### What to do:
Tally the lines in the entries where the string "woman" appears, and write only the total.

### Dataset records:
_ _ _ _ _ _ _
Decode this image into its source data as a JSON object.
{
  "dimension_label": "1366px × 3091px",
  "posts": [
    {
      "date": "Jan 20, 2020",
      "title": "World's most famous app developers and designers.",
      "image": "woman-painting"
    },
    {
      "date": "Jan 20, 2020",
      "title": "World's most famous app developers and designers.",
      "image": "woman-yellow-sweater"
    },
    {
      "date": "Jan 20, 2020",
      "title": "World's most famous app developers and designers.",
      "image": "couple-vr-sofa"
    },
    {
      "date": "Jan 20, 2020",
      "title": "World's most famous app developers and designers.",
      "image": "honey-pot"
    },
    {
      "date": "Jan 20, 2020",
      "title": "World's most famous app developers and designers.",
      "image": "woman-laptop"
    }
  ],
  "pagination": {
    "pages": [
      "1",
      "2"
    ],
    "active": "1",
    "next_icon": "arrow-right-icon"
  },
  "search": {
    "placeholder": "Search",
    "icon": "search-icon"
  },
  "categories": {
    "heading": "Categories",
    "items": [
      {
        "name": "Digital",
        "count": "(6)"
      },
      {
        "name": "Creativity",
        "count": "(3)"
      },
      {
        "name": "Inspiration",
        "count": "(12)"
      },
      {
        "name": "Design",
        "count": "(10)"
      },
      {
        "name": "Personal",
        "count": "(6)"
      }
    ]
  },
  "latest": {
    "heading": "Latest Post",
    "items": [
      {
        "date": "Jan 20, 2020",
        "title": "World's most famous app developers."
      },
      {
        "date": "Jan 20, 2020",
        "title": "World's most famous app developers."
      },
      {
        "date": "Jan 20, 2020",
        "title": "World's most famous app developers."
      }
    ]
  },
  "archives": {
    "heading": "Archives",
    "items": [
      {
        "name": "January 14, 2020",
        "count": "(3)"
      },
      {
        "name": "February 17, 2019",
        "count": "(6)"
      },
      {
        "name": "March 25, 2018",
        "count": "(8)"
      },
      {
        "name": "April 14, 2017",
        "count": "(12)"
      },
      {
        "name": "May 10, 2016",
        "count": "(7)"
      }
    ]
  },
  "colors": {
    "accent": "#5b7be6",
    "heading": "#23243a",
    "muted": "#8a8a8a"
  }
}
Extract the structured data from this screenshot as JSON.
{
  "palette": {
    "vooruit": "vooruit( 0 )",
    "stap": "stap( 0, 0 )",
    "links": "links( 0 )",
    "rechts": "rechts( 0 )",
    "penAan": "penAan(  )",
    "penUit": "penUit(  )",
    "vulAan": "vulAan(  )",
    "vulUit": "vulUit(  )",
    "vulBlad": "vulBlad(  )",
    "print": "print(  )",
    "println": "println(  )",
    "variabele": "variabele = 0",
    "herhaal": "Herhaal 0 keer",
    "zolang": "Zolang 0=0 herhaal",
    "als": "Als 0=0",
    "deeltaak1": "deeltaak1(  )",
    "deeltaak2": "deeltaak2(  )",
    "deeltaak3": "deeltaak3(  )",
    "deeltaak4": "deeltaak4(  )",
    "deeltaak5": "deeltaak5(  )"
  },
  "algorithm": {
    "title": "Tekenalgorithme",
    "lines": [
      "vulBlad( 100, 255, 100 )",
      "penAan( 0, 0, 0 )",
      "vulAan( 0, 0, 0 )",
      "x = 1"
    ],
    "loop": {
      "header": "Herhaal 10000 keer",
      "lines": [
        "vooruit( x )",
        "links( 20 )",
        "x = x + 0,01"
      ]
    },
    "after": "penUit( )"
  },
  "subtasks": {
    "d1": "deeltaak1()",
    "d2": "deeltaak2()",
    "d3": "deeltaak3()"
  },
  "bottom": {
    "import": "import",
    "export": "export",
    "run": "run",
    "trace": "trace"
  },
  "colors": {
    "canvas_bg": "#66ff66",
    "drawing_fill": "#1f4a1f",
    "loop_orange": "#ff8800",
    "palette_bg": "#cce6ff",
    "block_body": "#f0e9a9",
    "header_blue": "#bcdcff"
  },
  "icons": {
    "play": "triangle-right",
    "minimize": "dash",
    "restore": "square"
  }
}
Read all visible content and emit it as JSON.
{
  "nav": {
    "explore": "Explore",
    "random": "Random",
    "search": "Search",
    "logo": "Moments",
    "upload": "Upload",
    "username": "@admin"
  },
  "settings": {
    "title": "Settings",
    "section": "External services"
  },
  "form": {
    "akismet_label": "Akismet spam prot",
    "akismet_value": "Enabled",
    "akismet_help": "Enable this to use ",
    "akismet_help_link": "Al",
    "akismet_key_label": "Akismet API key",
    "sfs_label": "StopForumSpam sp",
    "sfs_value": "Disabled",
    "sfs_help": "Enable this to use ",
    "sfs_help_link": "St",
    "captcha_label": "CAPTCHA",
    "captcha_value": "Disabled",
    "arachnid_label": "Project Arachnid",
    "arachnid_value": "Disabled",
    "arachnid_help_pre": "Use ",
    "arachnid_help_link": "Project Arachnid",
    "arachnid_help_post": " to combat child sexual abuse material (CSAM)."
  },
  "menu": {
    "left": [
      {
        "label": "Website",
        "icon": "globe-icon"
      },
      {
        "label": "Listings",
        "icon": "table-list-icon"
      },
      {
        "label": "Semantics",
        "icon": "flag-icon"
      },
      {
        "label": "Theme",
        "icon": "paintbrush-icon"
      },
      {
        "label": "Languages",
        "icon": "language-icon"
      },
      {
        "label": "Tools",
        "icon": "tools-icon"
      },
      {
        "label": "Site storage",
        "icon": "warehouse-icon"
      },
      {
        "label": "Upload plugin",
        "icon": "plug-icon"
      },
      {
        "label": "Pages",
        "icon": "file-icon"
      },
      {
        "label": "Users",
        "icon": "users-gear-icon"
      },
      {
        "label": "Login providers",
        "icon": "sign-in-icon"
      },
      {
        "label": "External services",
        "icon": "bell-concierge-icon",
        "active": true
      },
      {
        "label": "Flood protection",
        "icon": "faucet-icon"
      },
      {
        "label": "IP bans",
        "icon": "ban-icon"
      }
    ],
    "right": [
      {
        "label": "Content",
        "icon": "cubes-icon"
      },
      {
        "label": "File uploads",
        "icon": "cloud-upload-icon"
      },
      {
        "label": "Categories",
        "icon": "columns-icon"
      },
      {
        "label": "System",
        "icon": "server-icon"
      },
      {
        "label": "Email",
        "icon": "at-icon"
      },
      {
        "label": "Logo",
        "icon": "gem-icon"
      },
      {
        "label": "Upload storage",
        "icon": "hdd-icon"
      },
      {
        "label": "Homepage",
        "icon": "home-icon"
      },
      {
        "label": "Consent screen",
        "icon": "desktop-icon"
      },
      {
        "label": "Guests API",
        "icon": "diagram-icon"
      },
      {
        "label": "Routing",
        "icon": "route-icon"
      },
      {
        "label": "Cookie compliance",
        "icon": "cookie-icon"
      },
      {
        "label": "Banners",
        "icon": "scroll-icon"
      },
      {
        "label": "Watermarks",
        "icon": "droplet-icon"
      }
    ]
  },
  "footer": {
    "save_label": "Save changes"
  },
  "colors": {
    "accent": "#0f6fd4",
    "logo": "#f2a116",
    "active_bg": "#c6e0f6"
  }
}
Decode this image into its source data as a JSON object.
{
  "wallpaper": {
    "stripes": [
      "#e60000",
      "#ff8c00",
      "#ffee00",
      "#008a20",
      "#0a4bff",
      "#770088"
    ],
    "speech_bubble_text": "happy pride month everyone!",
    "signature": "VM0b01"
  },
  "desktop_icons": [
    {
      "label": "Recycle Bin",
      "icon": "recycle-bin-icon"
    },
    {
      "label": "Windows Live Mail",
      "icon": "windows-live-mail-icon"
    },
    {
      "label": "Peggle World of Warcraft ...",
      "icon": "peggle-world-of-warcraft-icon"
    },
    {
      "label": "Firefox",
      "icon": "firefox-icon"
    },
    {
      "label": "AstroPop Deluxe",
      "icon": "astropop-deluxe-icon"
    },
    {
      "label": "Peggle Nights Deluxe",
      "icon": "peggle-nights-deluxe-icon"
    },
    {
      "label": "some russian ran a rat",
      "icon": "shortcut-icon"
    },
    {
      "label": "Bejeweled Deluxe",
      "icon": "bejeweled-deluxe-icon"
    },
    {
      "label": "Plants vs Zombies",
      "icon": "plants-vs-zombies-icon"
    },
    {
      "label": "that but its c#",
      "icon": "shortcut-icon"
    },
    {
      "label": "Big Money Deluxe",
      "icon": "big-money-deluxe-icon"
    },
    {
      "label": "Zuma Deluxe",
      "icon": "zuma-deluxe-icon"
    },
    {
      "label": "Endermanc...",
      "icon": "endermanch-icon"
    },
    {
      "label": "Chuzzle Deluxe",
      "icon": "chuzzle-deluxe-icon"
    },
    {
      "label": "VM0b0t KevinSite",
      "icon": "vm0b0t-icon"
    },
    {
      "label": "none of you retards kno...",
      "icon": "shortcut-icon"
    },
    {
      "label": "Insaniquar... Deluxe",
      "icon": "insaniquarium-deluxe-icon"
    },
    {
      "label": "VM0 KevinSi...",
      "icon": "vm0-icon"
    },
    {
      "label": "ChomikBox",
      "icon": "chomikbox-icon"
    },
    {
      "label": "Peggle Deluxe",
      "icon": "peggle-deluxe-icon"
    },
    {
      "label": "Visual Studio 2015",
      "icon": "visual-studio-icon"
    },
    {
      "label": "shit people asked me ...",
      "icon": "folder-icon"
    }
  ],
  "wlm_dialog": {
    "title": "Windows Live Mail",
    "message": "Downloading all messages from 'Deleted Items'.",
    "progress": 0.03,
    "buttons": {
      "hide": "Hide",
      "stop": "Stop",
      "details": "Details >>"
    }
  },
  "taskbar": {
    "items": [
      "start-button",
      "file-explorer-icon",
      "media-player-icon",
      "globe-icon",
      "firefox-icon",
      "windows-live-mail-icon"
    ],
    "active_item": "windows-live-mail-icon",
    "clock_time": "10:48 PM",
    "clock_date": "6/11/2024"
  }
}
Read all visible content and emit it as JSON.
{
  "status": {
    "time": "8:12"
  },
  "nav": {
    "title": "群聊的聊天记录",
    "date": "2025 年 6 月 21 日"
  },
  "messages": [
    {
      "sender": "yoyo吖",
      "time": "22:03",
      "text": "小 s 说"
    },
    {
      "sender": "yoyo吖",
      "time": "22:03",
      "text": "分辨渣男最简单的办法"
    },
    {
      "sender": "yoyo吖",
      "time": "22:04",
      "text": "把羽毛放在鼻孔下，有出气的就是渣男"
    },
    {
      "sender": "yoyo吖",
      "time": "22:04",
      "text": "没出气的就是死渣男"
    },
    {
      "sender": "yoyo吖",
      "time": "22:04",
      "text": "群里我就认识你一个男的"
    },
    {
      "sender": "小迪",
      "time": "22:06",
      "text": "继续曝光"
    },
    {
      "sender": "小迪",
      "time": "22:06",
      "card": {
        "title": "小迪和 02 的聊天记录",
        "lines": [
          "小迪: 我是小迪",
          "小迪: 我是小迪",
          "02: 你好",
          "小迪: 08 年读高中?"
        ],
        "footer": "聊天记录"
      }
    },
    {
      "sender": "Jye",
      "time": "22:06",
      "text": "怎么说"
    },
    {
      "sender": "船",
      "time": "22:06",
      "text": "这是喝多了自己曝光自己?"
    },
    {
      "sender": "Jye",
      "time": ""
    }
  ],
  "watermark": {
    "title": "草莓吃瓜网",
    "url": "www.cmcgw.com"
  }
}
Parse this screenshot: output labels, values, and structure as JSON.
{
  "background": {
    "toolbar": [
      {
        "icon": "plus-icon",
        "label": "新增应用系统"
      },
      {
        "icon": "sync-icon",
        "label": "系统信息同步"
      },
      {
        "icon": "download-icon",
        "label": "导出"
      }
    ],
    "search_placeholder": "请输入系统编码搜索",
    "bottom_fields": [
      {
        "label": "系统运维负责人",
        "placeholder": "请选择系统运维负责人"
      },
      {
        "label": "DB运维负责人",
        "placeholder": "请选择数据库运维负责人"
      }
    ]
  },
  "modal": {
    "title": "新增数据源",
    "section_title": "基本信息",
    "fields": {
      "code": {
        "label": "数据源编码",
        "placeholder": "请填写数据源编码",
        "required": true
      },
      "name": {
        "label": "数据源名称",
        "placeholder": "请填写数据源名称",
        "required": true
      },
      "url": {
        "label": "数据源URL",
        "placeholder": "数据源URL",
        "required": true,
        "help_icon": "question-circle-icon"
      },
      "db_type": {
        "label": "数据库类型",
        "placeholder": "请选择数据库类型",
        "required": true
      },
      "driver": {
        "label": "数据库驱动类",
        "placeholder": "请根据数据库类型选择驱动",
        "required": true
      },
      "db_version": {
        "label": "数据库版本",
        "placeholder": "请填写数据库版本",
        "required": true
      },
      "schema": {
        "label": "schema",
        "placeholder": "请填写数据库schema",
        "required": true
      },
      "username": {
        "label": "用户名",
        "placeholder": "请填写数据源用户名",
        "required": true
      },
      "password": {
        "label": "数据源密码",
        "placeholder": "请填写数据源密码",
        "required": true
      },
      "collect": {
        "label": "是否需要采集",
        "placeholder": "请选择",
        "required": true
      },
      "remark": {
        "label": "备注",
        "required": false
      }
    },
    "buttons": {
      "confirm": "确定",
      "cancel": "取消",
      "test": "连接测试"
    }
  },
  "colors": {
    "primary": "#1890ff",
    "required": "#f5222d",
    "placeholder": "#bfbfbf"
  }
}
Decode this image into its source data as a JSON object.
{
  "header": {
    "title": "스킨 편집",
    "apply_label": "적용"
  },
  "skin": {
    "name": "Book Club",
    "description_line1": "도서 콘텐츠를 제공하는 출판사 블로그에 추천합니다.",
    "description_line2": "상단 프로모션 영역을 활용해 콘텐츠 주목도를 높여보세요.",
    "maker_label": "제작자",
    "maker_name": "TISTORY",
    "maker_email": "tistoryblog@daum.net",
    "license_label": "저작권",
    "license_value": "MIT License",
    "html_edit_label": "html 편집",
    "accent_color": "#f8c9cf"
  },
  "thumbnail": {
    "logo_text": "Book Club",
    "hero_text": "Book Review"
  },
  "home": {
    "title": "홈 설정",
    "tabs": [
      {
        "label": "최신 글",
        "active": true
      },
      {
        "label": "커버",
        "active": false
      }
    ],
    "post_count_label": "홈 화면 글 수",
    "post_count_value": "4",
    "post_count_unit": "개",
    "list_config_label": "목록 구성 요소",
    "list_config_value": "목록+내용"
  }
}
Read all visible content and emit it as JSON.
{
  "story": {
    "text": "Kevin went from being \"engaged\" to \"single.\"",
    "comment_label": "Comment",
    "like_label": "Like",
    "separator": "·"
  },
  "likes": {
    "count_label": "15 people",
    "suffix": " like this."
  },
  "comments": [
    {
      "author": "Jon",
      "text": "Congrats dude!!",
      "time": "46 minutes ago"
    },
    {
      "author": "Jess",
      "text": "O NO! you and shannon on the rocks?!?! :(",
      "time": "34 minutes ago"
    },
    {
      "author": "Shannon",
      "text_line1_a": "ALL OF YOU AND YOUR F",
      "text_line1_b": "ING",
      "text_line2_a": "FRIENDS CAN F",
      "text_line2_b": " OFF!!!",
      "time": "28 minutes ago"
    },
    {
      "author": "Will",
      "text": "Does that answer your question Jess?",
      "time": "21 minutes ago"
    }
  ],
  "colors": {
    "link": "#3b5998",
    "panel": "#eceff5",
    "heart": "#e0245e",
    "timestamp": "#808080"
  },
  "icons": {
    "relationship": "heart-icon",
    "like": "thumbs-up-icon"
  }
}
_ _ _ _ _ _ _
### Answer section:
3